Individual study: Female dominance and feeding priority in a prosimian primate: experimental manipulation of feeding competition
White F.J., Overdorff D.J., Keith-Lucas T., Rasmussen M.A., Kallam E.W & Forward Z. (2007) Female dominance and feeding priority in a prosimian primate: experimental manipulation of feeding competition. American Journal of Primatology, 69, 295-304
This study is summarised as evidence for the intervention(s) shown on the right. The icon shows which synopsis it is relevant to.
Primates: Scatter food throughout enclosure

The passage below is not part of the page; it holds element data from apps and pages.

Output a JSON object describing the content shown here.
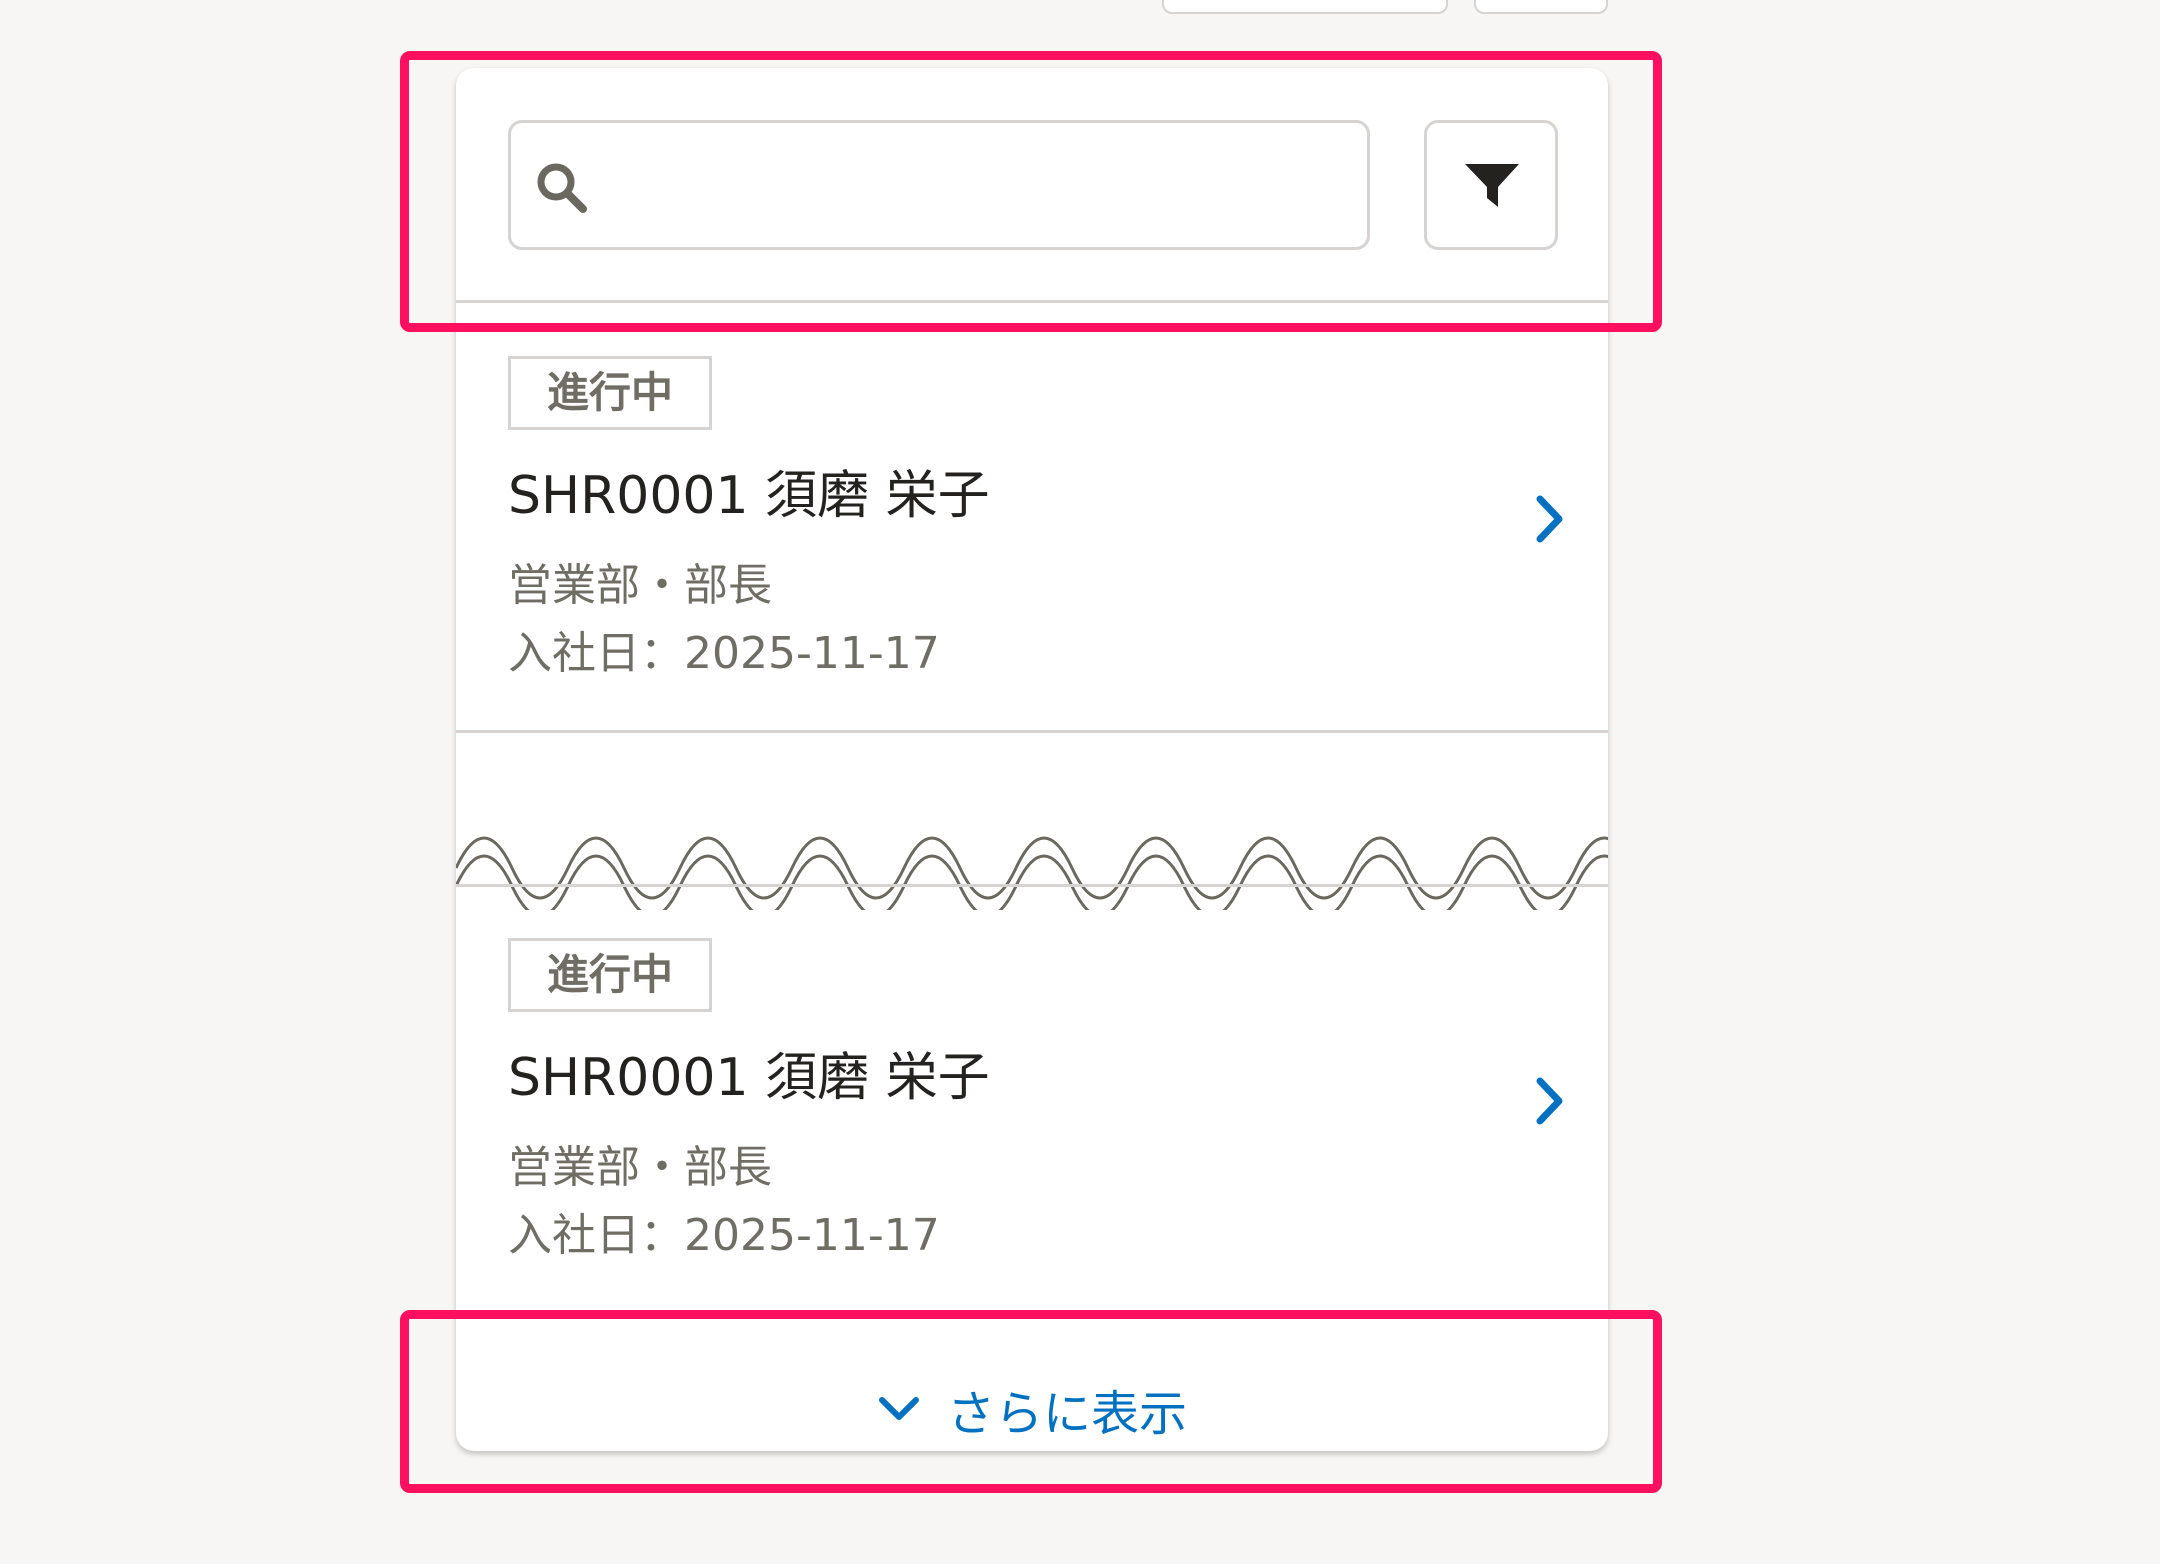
{
  "search": {
    "placeholder": ""
  },
  "employees": [
    {
      "status": "進行中",
      "name": "SHR0001 須磨 栄子",
      "dept": "営業部・部長",
      "joined": "入社日：2025-11-17"
    },
    {
      "status": "進行中",
      "name": "SHR0001 須磨 栄子",
      "dept": "営業部・部長",
      "joined": "入社日：2025-11-17"
    }
  ],
  "show_more_label": "さらに表示",
  "icons": {
    "search": "search-icon",
    "filter": "filter-icon",
    "row_arrow": "chevron-right-icon",
    "more": "chevron-down-icon",
    "separator": "wave-break"
  },
  "colors": {
    "accent": "#0071c1",
    "highlight": "#ff0f5f",
    "border": "#d6d3d0",
    "muted_text": "#706d65",
    "text": "#23221e"
  }
}
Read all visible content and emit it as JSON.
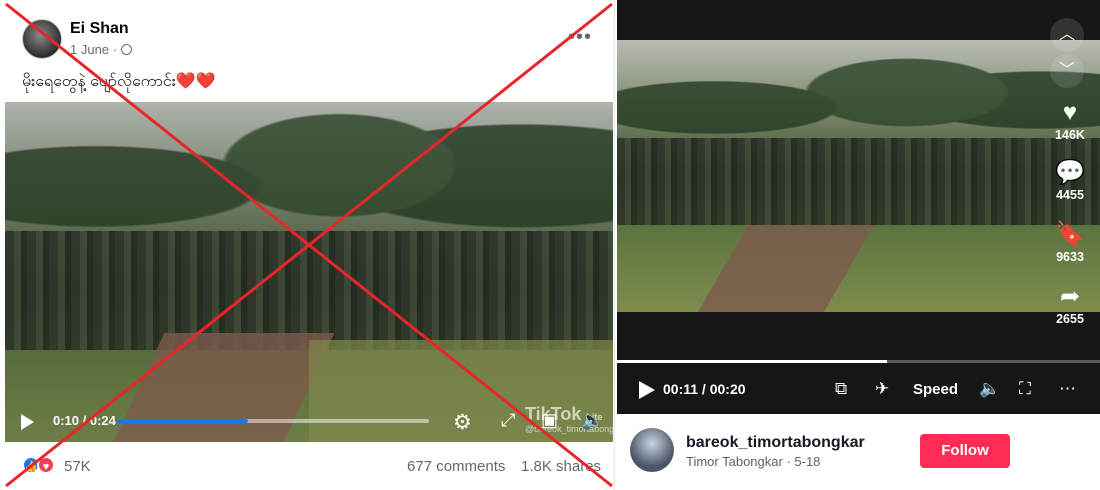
{
  "facebook": {
    "author_name": "Ei Shan",
    "post_date": "1 June · ",
    "caption": "မိုးရေတွေနဲ့ ပျော်လိုကောင်း",
    "caption_emoji": "❤️❤️",
    "more_icon": "•••",
    "video": {
      "current_time": "0:10",
      "duration": "0:24",
      "time_separator": " / ",
      "progress": 0.42,
      "watermark_text": "TikTok",
      "watermark_handle": "@bareok_timortabongkar",
      "watermark_lite": "Lite"
    },
    "reactions_count": "57K",
    "comments": "677 comments",
    "shares": "1.8K shares"
  },
  "tiktok": {
    "likes": "146K",
    "comments": "4455",
    "saves": "9633",
    "shares": "2655",
    "current_time": "00:11",
    "duration": "00:20",
    "time_separator": " / ",
    "progress": 0.56,
    "speed_label": "Speed",
    "username": "bareok_timortabongkar",
    "display_name": "Timor Tabongkar",
    "date": "5-18",
    "sub_separator": " · ",
    "follow_label": "Follow"
  },
  "colors": {
    "fb_blue": "#1877f2",
    "fb_love": "#f33e58",
    "tiktok_red": "#fe2c55",
    "x_mark": "#e8262a"
  }
}
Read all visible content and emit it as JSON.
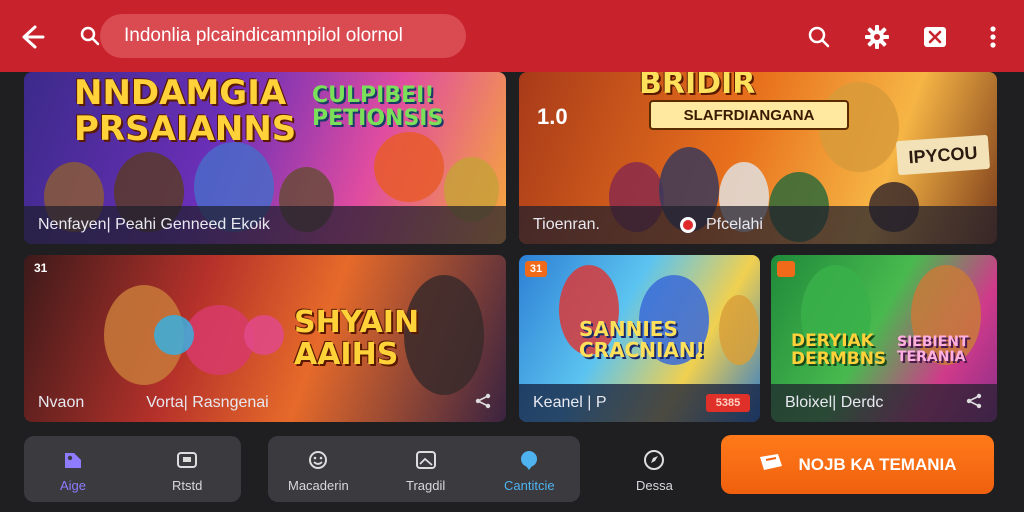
{
  "topbar": {
    "search_text": "Indonlia plcaindicamnpilol olornol",
    "accent": "#c8232c",
    "icons": [
      "back-arrow-icon",
      "search-icon",
      "search-icon",
      "gear-icon",
      "close-icon",
      "more-vert-icon"
    ]
  },
  "cards": [
    {
      "art_title": "NNDAMGIA PRSAIANNS",
      "art_sub": "CULPIBEI! PETIONSIS",
      "caption": "Nenfayen| Peahi Genneed Ekoik"
    },
    {
      "art_title": "BRIDIR",
      "art_banner": "SLAFRDIANGANA",
      "art_score": "1.0",
      "art_tag": "IPYCOU",
      "caption_left": "Tioenran.",
      "caption_right": "Pfcelahi"
    },
    {
      "corner": "31",
      "art_title": "SHYAIN AAIHS",
      "caption_left": "Nvaon",
      "caption_right": "Vorta| Rasngenai"
    },
    {
      "corner": "31",
      "art_title": "SANNIES CRACNIAN!",
      "caption": "Keanel | P",
      "price": "5385"
    },
    {
      "art_title": "DERYIAK DERMBNS",
      "art_sub": "SIEBIENT TERANIA",
      "caption": "Bloixel| Derdc"
    }
  ],
  "nav": {
    "group1": [
      {
        "label": "Aige",
        "icon": "game-controller-icon"
      },
      {
        "label": "Rtstd",
        "icon": "tv-icon"
      }
    ],
    "group2": [
      {
        "label": "Macaderin",
        "icon": "smiley-icon"
      },
      {
        "label": "Tragdil",
        "icon": "image-icon"
      },
      {
        "label": "Cantitcie",
        "icon": "chat-icon"
      }
    ],
    "extra": {
      "label": "Dessa",
      "icon": "compass-icon"
    },
    "cta": "NOJB KA TEMANIA"
  }
}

A before-and-after study in 1994 in Georgia, USA (White et al. 1994) found that spreading food over a wider area reduced rates of aggression towards males from female ring tailed lemurs Lemur catta compared to when food was provided in a small area. When food was dispersed within a one metre radius, feeding males submitted to female aggression 42 times, within a two metre radius they submitted 38 times and within a four metre radius they submitted 19 times. Feed was scattered in a circular area to simulate a two dimensional food patch. Food patches with a radius of 1, 2, and 4m were created. All aggressive behaviours were recorded in nine adults and two infant lemurs from when the food was given to the end of the group’s feeding session. Each radius length was tested eight times, during different feeding times. (CJ)